[Exercise aim]
Copy out every line in the entries below that includes "time".

================================

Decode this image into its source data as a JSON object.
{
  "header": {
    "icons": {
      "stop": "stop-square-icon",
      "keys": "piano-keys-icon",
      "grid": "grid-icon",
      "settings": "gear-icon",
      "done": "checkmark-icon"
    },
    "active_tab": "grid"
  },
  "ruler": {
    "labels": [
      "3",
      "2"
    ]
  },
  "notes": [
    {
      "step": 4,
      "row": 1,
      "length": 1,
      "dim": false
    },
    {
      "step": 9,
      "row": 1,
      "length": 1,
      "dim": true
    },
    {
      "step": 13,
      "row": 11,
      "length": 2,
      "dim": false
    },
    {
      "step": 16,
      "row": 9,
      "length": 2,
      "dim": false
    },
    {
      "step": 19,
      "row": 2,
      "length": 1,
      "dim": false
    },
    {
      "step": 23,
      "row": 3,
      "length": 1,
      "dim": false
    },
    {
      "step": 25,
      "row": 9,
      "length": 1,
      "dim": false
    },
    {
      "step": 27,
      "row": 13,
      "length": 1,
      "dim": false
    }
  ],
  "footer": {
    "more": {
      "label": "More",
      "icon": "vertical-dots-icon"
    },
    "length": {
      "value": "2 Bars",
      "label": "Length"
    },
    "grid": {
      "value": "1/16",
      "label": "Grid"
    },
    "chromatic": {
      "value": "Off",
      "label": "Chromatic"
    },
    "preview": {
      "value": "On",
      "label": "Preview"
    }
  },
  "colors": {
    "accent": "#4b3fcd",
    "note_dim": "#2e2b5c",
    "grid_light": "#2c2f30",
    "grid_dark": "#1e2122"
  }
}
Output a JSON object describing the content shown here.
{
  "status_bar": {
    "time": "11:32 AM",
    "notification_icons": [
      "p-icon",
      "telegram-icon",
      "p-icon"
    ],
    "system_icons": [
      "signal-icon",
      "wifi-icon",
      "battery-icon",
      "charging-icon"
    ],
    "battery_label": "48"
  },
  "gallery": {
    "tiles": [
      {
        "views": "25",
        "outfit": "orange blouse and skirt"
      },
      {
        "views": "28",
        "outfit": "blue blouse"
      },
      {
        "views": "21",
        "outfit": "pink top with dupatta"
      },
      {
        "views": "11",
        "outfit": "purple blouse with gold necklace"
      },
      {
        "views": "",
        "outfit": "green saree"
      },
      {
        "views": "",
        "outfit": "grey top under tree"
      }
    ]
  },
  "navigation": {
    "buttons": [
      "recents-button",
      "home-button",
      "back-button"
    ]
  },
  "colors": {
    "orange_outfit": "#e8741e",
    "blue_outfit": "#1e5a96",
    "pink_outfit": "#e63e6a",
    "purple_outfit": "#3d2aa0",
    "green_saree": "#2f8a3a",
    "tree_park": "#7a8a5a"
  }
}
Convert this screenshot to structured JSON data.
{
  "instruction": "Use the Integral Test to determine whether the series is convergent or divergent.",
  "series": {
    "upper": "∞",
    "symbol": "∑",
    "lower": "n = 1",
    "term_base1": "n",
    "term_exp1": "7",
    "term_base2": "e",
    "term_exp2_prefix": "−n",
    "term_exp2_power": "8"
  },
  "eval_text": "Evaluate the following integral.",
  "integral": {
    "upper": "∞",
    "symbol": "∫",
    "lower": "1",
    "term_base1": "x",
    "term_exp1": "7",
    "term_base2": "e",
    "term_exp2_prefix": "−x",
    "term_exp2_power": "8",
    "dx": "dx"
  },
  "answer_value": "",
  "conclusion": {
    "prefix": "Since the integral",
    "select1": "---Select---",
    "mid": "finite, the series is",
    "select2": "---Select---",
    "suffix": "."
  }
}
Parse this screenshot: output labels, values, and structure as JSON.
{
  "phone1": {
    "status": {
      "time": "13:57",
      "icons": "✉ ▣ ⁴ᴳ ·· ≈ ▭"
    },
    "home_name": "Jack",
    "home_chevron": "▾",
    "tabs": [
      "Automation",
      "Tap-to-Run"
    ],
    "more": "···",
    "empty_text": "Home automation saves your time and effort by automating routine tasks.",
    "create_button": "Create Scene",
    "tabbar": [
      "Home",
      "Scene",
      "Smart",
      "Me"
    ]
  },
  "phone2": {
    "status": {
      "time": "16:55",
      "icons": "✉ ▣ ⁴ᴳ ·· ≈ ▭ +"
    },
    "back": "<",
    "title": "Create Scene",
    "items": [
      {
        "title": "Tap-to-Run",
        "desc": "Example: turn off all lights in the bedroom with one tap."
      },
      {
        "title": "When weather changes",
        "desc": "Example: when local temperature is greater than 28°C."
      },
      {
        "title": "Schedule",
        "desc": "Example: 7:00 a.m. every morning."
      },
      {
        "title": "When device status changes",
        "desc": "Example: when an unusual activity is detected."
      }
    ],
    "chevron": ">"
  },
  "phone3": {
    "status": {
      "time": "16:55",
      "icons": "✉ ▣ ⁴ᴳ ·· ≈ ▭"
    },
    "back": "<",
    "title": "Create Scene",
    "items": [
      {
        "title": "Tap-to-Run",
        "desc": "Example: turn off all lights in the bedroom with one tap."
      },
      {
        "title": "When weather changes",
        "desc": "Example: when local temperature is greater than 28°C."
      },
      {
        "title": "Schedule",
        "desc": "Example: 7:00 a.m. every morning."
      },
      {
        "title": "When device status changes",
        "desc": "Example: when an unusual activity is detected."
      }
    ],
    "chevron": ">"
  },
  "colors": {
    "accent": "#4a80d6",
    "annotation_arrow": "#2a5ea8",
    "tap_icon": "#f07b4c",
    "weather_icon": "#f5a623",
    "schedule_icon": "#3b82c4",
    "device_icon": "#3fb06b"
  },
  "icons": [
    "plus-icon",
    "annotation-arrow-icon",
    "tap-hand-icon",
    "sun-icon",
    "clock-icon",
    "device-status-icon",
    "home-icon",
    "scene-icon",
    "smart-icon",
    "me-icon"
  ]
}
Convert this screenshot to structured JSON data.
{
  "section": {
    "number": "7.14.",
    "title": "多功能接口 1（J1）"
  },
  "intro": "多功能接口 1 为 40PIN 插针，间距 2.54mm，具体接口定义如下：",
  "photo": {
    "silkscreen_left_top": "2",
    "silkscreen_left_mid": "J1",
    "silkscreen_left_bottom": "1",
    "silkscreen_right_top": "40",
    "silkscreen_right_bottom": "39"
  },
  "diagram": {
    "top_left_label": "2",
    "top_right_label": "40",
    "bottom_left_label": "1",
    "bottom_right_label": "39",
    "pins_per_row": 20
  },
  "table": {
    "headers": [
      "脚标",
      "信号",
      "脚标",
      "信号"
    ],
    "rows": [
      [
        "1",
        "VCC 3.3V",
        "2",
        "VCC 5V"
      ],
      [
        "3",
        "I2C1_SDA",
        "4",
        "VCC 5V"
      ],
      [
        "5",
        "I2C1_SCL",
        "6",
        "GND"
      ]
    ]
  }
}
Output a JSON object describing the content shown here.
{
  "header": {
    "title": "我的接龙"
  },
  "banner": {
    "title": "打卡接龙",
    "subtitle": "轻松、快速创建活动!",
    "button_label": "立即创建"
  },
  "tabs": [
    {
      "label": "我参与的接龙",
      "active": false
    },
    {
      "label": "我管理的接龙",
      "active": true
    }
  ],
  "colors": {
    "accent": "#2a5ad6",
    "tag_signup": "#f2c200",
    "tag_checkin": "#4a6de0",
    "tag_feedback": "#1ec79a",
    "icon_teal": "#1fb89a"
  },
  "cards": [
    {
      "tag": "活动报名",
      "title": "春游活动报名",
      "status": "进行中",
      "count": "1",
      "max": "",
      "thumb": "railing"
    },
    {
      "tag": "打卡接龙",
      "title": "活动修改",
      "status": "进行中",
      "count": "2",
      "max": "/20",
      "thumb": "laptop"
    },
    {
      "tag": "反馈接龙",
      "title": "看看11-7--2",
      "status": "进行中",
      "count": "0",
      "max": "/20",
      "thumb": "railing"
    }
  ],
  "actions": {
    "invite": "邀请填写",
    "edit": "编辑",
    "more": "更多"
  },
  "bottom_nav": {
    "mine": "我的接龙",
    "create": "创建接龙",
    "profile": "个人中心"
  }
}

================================

[Result]
    "time": "11:32 AM",
      "time": "13:57",
    "empty_text": "Home automation saves your time and effort by automating routine tasks.",
      "time": "16:55",
      "time": "16:55",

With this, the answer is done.